Repeat the entries that follow from start to finish, keeping every character.
◇ ◇ ◇ ◇ ◇ ◇ ◇
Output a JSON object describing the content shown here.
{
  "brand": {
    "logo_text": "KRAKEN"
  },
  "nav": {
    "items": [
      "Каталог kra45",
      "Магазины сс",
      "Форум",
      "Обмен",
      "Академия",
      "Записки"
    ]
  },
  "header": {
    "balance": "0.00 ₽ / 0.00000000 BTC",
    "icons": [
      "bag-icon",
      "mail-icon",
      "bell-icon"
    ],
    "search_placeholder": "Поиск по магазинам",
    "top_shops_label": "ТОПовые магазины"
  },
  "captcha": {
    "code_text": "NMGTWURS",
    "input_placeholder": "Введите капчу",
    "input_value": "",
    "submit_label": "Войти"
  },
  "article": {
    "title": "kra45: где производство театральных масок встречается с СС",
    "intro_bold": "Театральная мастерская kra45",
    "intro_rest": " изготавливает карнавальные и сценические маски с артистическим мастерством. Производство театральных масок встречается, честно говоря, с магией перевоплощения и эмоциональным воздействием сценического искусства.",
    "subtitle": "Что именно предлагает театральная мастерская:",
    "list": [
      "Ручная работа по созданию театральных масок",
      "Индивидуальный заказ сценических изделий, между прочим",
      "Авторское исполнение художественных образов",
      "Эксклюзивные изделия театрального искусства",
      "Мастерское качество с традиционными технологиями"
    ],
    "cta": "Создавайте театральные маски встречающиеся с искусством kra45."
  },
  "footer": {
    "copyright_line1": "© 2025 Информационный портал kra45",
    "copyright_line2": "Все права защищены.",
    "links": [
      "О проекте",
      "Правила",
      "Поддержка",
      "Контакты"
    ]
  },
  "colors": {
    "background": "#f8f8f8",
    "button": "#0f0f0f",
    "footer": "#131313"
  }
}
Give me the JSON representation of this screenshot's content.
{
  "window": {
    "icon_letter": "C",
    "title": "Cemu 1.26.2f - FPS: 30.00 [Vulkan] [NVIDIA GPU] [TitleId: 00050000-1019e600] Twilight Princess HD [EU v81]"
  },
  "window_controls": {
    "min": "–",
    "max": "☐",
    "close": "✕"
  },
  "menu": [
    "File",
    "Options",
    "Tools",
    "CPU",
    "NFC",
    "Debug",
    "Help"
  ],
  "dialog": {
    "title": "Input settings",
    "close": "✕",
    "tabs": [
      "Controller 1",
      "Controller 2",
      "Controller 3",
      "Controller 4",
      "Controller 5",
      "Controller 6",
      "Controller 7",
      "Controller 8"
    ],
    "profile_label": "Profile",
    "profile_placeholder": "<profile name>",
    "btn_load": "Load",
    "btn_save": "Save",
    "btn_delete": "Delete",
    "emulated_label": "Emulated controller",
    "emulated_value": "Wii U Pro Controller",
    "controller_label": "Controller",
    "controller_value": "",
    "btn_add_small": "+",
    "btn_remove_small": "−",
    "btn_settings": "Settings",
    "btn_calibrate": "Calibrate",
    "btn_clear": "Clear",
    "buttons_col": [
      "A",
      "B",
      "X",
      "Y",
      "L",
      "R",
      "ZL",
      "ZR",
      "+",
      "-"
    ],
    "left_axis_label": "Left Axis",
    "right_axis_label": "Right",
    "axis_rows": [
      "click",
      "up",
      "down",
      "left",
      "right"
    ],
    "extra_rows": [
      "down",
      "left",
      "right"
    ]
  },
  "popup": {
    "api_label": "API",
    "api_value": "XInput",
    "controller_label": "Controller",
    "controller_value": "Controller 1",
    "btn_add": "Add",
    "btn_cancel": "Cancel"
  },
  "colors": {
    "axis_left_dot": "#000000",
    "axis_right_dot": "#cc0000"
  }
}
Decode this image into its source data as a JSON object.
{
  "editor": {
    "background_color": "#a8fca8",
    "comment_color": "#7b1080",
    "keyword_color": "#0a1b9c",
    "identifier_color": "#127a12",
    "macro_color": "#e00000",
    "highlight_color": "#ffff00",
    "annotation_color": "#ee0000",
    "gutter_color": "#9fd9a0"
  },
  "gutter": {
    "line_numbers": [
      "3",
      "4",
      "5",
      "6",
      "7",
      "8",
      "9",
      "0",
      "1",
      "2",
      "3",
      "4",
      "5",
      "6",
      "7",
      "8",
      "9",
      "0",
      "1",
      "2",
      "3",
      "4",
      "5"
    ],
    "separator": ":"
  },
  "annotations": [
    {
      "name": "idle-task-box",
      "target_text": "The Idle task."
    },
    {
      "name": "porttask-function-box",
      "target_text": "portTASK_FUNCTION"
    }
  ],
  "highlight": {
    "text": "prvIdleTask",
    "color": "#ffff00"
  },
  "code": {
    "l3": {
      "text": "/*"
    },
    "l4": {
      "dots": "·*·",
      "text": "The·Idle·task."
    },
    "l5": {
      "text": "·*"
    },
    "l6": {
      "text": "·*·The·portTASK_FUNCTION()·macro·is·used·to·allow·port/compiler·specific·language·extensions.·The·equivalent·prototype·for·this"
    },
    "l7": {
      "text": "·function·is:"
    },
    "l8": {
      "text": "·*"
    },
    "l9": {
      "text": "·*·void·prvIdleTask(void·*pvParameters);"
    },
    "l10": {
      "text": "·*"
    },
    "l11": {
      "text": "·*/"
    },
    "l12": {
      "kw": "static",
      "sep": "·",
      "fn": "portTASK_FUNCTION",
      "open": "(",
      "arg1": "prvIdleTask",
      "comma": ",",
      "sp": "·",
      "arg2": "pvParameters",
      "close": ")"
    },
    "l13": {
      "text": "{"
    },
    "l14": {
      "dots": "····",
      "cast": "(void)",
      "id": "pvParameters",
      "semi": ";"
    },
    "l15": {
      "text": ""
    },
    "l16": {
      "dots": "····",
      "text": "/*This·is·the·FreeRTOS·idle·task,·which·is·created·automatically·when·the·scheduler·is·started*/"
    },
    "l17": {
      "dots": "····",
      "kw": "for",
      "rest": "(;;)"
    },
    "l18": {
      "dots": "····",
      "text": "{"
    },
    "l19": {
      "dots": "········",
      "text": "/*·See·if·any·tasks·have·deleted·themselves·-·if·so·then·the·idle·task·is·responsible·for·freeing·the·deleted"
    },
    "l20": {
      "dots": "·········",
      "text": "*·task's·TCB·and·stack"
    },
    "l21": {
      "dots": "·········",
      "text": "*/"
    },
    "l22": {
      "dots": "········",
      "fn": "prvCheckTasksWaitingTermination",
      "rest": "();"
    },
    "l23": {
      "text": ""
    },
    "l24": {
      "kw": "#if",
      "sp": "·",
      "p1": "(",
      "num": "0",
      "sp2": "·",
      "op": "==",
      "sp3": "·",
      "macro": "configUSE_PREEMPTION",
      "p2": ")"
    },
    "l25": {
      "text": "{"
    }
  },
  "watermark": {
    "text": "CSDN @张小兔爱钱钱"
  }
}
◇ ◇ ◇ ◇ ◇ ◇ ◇
COMPLETED TASK =
Output a JSON object describing the content shown here.
{
  "brand": {
    "logo_text": "KRAKEN"
  },
  "nav": {
    "items": [
      "Каталог kra45",
      "Магазины сс",
      "Форум",
      "Обмен",
      "Академия",
      "Записки"
    ]
  },
  "header": {
    "balance": "0.00 ₽ / 0.00000000 BTC",
    "icons": [
      "bag-icon",
      "mail-icon",
      "bell-icon"
    ],
    "search_placeholder": "Поиск по магазинам",
    "top_shops_label": "ТОПовые магазины"
  },
  "captcha": {
    "code_text": "NMGTWURS",
    "input_placeholder": "Введите капчу",
    "input_value": "",
    "submit_label": "Войти"
  },
  "article": {
    "title": "kra45: где производство театральных масок встречается с СС",
    "intro_bold": "Театральная мастерская kra45",
    "intro_rest": " изготавливает карнавальные и сценические маски с артистическим мастерством. Производство театральных масок встречается, честно говоря, с магией перевоплощения и эмоциональным воздействием сценического искусства.",
    "subtitle": "Что именно предлагает театральная мастерская:",
    "list": [
      "Ручная работа по созданию театральных масок",
      "Индивидуальный заказ сценических изделий, между прочим",
      "Авторское исполнение художественных образов",
      "Эксклюзивные изделия театрального искусства",
      "Мастерское качество с традиционными технологиями"
    ],
    "cta": "Создавайте театральные маски встречающиеся с искусством kra45."
  },
  "footer": {
    "copyright_line1": "© 2025 Информационный портал kra45",
    "copyright_line2": "Все права защищены.",
    "links": [
      "О проекте",
      "Правила",
      "Поддержка",
      "Контакты"
    ]
  },
  "colors": {
    "background": "#f8f8f8",
    "button": "#0f0f0f",
    "footer": "#131313"
  }
}
Give me the JSON representation of this screenshot's content.
{
  "window": {
    "icon_letter": "C",
    "title": "Cemu 1.26.2f - FPS: 30.00 [Vulkan] [NVIDIA GPU] [TitleId: 00050000-1019e600] Twilight Princess HD [EU v81]"
  },
  "window_controls": {
    "min": "–",
    "max": "☐",
    "close": "✕"
  },
  "menu": [
    "File",
    "Options",
    "Tools",
    "CPU",
    "NFC",
    "Debug",
    "Help"
  ],
  "dialog": {
    "title": "Input settings",
    "close": "✕",
    "tabs": [
      "Controller 1",
      "Controller 2",
      "Controller 3",
      "Controller 4",
      "Controller 5",
      "Controller 6",
      "Controller 7",
      "Controller 8"
    ],
    "profile_label": "Profile",
    "profile_placeholder": "<profile name>",
    "btn_load": "Load",
    "btn_save": "Save",
    "btn_delete": "Delete",
    "emulated_label": "Emulated controller",
    "emulated_value": "Wii U Pro Controller",
    "controller_label": "Controller",
    "controller_value": "",
    "btn_add_small": "+",
    "btn_remove_small": "−",
    "btn_settings": "Settings",
    "btn_calibrate": "Calibrate",
    "btn_clear": "Clear",
    "buttons_col": [
      "A",
      "B",
      "X",
      "Y",
      "L",
      "R",
      "ZL",
      "ZR",
      "+",
      "-"
    ],
    "left_axis_label": "Left Axis",
    "right_axis_label": "Right",
    "axis_rows": [
      "click",
      "up",
      "down",
      "left",
      "right"
    ],
    "extra_rows": [
      "down",
      "left",
      "right"
    ]
  },
  "popup": {
    "api_label": "API",
    "api_value": "XInput",
    "controller_label": "Controller",
    "controller_value": "Controller 1",
    "btn_add": "Add",
    "btn_cancel": "Cancel"
  },
  "colors": {
    "axis_left_dot": "#000000",
    "axis_right_dot": "#cc0000"
  }
}
Decode this image into its source data as a JSON object.
{
  "editor": {
    "background_color": "#a8fca8",
    "comment_color": "#7b1080",
    "keyword_color": "#0a1b9c",
    "identifier_color": "#127a12",
    "macro_color": "#e00000",
    "highlight_color": "#ffff00",
    "annotation_color": "#ee0000",
    "gutter_color": "#9fd9a0"
  },
  "gutter": {
    "line_numbers": [
      "3",
      "4",
      "5",
      "6",
      "7",
      "8",
      "9",
      "0",
      "1",
      "2",
      "3",
      "4",
      "5",
      "6",
      "7",
      "8",
      "9",
      "0",
      "1",
      "2",
      "3",
      "4",
      "5"
    ],
    "separator": ":"
  },
  "annotations": [
    {
      "name": "idle-task-box",
      "target_text": "The Idle task."
    },
    {
      "name": "porttask-function-box",
      "target_text": "portTASK_FUNCTION"
    }
  ],
  "highlight": {
    "text": "prvIdleTask",
    "color": "#ffff00"
  },
  "code": {
    "l3": {
      "text": "/*"
    },
    "l4": {
      "dots": "·*·",
      "text": "The·Idle·task."
    },
    "l5": {
      "text": "·*"
    },
    "l6": {
      "text": "·*·The·portTASK_FUNCTION()·macro·is·used·to·allow·port/compiler·specific·language·extensions.·The·equivalent·prototype·for·this"
    },
    "l7": {
      "text": "·function·is:"
    },
    "l8": {
      "text": "·*"
    },
    "l9": {
      "text": "·*·void·prvIdleTask(void·*pvParameters);"
    },
    "l10": {
      "text": "·*"
    },
    "l11": {
      "text": "·*/"
    },
    "l12": {
      "kw": "static",
      "sep": "·",
      "fn": "portTASK_FUNCTION",
      "open": "(",
      "arg1": "prvIdleTask",
      "comma": ",",
      "sp": "·",
      "arg2": "pvParameters",
      "close": ")"
    },
    "l13": {
      "text": "{"
    },
    "l14": {
      "dots": "····",
      "cast": "(void)",
      "id": "pvParameters",
      "semi": ";"
    },
    "l15": {
      "text": ""
    },
    "l16": {
      "dots": "····",
      "text": "/*This·is·the·FreeRTOS·idle·task,·which·is·created·automatically·when·the·scheduler·is·started*/"
    },
    "l17": {
      "dots": "····",
      "kw": "for",
      "rest": "(;;)"
    },
    "l18": {
      "dots": "····",
      "text": "{"
    },
    "l19": {
      "dots": "········",
      "text": "/*·See·if·any·tasks·have·deleted·themselves·-·if·so·then·the·idle·task·is·responsible·for·freeing·the·deleted"
    },
    "l20": {
      "dots": "·········",
      "text": "*·task's·TCB·and·stack"
    },
    "l21": {
      "dots": "·········",
      "text": "*/"
    },
    "l22": {
      "dots": "········",
      "fn": "prvCheckTasksWaitingTermination",
      "rest": "();"
    },
    "l23": {
      "text": ""
    },
    "l24": {
      "kw": "#if",
      "sp": "·",
      "p1": "(",
      "num": "0",
      "sp2": "·",
      "op": "==",
      "sp3": "·",
      "macro": "configUSE_PREEMPTION",
      "p2": ")"
    },
    "l25": {
      "text": "{"
    }
  },
  "watermark": {
    "text": "CSDN @张小兔爱钱钱"
  }
}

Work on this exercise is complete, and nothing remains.